== MATERIALS PROVIDED

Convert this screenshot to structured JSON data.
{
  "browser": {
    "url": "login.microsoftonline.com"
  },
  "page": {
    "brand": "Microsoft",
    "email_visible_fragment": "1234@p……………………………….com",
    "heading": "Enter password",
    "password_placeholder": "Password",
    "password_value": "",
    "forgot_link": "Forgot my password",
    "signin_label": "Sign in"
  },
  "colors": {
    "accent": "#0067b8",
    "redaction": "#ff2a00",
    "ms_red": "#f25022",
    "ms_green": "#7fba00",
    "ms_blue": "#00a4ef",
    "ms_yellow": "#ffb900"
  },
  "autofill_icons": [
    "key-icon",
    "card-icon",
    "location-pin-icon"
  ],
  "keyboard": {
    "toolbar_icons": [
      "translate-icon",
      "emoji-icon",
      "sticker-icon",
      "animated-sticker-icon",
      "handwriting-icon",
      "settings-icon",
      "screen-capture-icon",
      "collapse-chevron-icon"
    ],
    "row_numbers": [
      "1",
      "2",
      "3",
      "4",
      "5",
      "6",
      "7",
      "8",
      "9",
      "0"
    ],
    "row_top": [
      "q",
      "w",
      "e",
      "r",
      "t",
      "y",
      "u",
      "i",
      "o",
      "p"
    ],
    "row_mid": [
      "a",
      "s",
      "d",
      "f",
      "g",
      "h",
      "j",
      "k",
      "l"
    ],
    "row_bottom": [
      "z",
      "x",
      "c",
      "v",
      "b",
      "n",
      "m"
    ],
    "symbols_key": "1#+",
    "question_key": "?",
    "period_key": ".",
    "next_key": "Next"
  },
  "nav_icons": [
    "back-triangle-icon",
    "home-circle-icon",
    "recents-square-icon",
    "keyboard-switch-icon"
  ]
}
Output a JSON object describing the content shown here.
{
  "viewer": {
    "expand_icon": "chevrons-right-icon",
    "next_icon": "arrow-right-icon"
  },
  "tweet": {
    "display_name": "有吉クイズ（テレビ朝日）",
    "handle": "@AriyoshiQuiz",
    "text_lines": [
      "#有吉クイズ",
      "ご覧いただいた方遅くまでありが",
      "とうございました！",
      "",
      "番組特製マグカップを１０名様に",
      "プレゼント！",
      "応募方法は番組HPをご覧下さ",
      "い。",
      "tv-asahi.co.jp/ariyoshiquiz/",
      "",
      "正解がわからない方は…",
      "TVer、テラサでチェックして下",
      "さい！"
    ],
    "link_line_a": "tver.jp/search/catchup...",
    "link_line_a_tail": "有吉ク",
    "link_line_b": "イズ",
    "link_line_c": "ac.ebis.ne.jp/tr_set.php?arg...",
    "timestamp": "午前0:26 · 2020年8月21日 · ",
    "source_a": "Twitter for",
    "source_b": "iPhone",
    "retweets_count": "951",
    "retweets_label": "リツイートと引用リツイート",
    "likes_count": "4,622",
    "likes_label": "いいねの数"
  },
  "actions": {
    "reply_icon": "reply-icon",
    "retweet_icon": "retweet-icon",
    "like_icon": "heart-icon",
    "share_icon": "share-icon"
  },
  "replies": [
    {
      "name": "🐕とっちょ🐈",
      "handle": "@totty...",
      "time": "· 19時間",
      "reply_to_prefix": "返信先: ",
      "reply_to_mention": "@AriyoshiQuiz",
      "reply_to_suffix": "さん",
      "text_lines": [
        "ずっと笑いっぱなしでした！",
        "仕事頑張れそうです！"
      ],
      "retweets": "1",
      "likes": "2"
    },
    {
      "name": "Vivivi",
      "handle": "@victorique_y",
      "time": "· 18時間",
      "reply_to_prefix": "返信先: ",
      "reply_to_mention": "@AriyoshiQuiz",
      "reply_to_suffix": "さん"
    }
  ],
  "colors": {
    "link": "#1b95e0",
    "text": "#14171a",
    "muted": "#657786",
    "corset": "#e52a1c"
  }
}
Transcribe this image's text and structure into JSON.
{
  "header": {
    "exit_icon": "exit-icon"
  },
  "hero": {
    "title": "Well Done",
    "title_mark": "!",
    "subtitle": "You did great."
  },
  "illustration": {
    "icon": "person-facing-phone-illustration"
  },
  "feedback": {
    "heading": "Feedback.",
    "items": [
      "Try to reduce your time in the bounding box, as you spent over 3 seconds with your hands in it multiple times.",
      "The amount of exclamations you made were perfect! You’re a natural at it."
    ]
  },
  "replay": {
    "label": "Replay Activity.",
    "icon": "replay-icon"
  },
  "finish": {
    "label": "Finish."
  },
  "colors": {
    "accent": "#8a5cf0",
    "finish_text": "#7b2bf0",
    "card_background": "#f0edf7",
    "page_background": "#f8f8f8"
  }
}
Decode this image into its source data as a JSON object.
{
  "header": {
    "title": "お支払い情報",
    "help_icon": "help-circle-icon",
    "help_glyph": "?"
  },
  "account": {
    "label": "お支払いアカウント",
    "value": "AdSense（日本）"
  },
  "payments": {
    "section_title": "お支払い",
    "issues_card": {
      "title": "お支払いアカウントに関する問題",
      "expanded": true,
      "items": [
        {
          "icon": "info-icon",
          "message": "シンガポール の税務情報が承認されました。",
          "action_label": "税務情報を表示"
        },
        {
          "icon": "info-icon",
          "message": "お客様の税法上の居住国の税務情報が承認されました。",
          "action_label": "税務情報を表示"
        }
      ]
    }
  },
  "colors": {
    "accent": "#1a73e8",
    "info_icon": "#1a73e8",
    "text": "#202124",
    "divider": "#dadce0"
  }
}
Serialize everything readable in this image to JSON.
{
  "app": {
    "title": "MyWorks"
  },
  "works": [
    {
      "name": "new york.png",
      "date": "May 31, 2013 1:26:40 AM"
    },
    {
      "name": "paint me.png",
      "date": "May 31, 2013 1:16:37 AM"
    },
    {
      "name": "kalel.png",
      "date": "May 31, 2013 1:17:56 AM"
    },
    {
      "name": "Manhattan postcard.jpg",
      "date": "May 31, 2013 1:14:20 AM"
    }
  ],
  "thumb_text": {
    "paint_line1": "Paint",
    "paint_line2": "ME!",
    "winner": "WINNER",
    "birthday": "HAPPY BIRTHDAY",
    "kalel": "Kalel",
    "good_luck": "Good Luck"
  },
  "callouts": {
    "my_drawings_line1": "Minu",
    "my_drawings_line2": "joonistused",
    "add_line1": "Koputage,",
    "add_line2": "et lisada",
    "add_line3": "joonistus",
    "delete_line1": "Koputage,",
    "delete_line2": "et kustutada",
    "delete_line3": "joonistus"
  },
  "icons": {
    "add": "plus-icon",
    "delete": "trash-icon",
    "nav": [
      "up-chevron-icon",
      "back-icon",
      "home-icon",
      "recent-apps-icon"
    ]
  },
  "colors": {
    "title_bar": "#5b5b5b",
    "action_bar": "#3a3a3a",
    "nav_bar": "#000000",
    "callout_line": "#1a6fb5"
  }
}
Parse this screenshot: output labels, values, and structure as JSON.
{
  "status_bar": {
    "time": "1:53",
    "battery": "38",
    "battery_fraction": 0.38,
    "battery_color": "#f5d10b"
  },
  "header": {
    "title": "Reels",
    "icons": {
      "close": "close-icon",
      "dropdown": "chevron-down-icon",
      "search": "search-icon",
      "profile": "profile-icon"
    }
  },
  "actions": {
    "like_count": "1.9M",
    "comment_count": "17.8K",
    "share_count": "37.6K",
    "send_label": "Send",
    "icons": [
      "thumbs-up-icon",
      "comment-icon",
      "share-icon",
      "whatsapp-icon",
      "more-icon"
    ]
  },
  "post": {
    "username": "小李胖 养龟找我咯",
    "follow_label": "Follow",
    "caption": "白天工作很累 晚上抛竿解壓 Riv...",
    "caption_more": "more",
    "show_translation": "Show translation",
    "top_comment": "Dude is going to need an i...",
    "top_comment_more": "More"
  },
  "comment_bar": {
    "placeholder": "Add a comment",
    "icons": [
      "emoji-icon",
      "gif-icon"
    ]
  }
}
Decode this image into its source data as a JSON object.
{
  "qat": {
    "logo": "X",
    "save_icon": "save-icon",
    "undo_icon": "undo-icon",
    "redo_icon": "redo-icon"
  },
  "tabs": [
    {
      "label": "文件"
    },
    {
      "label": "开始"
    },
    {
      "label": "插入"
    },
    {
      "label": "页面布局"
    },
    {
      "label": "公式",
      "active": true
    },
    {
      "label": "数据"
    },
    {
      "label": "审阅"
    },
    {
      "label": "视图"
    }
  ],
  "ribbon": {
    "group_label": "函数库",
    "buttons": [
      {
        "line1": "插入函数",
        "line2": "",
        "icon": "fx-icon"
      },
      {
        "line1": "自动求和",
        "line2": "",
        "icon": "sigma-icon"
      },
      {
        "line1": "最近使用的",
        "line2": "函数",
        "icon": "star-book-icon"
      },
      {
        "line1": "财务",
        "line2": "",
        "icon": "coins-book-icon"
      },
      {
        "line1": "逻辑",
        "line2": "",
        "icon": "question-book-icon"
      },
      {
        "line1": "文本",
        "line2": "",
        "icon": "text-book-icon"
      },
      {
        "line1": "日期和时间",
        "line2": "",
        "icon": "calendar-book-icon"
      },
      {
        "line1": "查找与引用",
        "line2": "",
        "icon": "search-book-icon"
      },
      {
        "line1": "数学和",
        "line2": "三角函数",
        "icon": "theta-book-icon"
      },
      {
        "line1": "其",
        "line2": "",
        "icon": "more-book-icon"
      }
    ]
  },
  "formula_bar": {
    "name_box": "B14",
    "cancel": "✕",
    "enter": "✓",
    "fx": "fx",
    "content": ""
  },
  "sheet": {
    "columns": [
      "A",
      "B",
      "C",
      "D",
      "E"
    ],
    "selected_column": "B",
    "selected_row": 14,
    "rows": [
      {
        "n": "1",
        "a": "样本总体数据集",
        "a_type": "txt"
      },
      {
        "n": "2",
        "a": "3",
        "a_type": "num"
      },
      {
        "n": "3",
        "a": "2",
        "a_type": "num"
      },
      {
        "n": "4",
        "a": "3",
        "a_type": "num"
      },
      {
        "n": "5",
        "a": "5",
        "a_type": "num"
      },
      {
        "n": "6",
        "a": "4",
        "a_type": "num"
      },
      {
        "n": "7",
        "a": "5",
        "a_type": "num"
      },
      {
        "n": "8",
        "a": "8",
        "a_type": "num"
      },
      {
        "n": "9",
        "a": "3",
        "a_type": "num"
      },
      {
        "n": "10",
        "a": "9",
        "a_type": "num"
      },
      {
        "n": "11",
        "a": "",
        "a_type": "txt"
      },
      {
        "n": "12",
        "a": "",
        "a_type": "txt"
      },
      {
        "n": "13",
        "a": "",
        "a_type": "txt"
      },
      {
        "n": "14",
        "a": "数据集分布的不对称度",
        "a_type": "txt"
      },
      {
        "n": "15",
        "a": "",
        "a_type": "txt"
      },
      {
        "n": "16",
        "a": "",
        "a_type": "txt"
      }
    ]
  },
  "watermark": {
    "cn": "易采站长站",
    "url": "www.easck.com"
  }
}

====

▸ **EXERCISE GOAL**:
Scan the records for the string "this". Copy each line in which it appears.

▸ **WRITTEN RESPONSE**:
Convert this screenshot to structured JSON data.
Transcribe this image's text and structure into JSON.
Decode this image into its source data as a JSON object.
Serialize everything readable in this image to JSON.
Parse this screenshot: output labels, values, and structure as JSON.
Decode this image into its source data as a JSON object.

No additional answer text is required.